I’d done hor mok before (steamed seafood mousse), but not as kranab (grilled in banana leaves). This was an unfortunate disaster, as I used some banana leaves I’d had in the freezer. This effectively destroyed the competency of the material, and when I tried to remove the food from the grill, everything disintegrated. I salvaged enough of the meat to assure myself I was on the right track, but I haven’t had the opportunity to get into town to buy fresh leaves since then, and we can’t get them at our local store.

The stir fries have all been successful, with more of an eggplant background starting to creep into much of what I’ve been doing.

And I’ve broken the habit of preparing my dressings ahead.

I’ve also gone back and looked through Charmaine Solomon’s book. She has a few pages on Laos and Cambodia, unfortunately combined in one section, with the recipes overlapping. However, it’s easy enough to separate the dishes based on the phonetics, and there are some interesting fish recipes in there that look to be worth the attempt.
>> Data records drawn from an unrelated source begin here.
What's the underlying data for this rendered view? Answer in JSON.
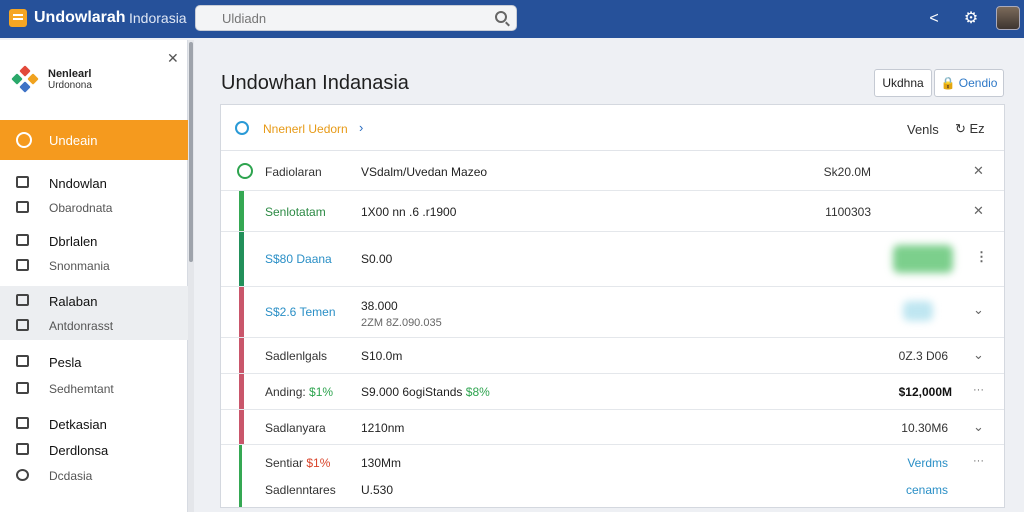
{
  "topbar": {
    "app_title": "Undowlarah",
    "app_subtitle": "Indorasia",
    "search_placeholder": "Uldiadn",
    "icons": [
      "share-icon",
      "gear-icon",
      "user-avatar"
    ]
  },
  "sidebar": {
    "brand_line1": "Nenlearl",
    "brand_line2": "Urdonona",
    "active_item": "Undeain",
    "items": [
      {
        "label": "Nndowlan",
        "sub": false,
        "icon": "tray-icon"
      },
      {
        "label": "Obarodnata",
        "sub": true,
        "icon": "list-icon"
      },
      {
        "label": "Dbrlalen",
        "sub": false,
        "icon": "monitor-icon"
      },
      {
        "label": "Snonmania",
        "sub": true,
        "icon": "pin-icon"
      },
      {
        "label": "Ralaban",
        "sub": false,
        "icon": "chart-icon"
      },
      {
        "label": "Antdonrasst",
        "sub": true,
        "icon": "grid-icon"
      },
      {
        "label": "Pesla",
        "sub": false,
        "icon": "calendar-icon"
      },
      {
        "label": "Sedhemtant",
        "sub": true,
        "icon": "card-icon"
      },
      {
        "label": "Detkasian",
        "sub": false,
        "icon": "flag-icon"
      },
      {
        "label": "Derdlonsa",
        "sub": false,
        "icon": "film-icon"
      },
      {
        "label": "Dcdasia",
        "sub": true,
        "icon": "location-icon"
      }
    ]
  },
  "main": {
    "page_title": "Undowhan Indanasia",
    "btn_secondary": "Ukdhna",
    "btn_primary": "Oendio",
    "panel": {
      "crumb": "Nnenerl Uedorn",
      "ver_label": "Venls",
      "ez_label": "Ez",
      "rows": [
        {
          "c1": "Fadiolaran",
          "c2": "VSdalm/Uvedan Mazeo",
          "c3": "Sk20.0M",
          "act": "✕"
        },
        {
          "c1": "Senlotatam",
          "c2": "1X00 nn .6 .r1900",
          "c3": "1100303",
          "act": "✕"
        },
        {
          "c1": "S$80 Daana",
          "c2": "S0.00",
          "c3": "",
          "act": "⋮"
        },
        {
          "c1": "S$2.6 Temen",
          "c2": "38.000",
          "c2b": "2ZM 8Z.090.035",
          "c3": "",
          "act": "⌄"
        },
        {
          "c1": "Sadlenlgals",
          "c2": "S10.0m",
          "c3": "0Z.3 D06",
          "act": "⌄"
        },
        {
          "c1": "Anding:",
          "c1b": "$1%",
          "c2": "S9.000 6ogiStands",
          "c2b": "$8%",
          "c3": "$12,000M",
          "act": "···"
        },
        {
          "c1": "Sadlanyara",
          "c2": "1210nm",
          "c3": "10.30M6",
          "act": "⌄"
        },
        {
          "c1": "Sentiar",
          "c1b": "$1%",
          "c2": "130Mm",
          "c3": "Verdms",
          "act": "···"
        },
        {
          "c1": "Sadlenntares",
          "c2": "U.530",
          "c3": "cenams",
          "act": ""
        }
      ]
    }
  }
}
I’m having a lot of fun now with Phia Singh’s book. It works well as a complement to Fergus Henderson’s Nose To Tail Eating (the St. John cookbook). Both have a high regard for their ingredients.

Live and learn.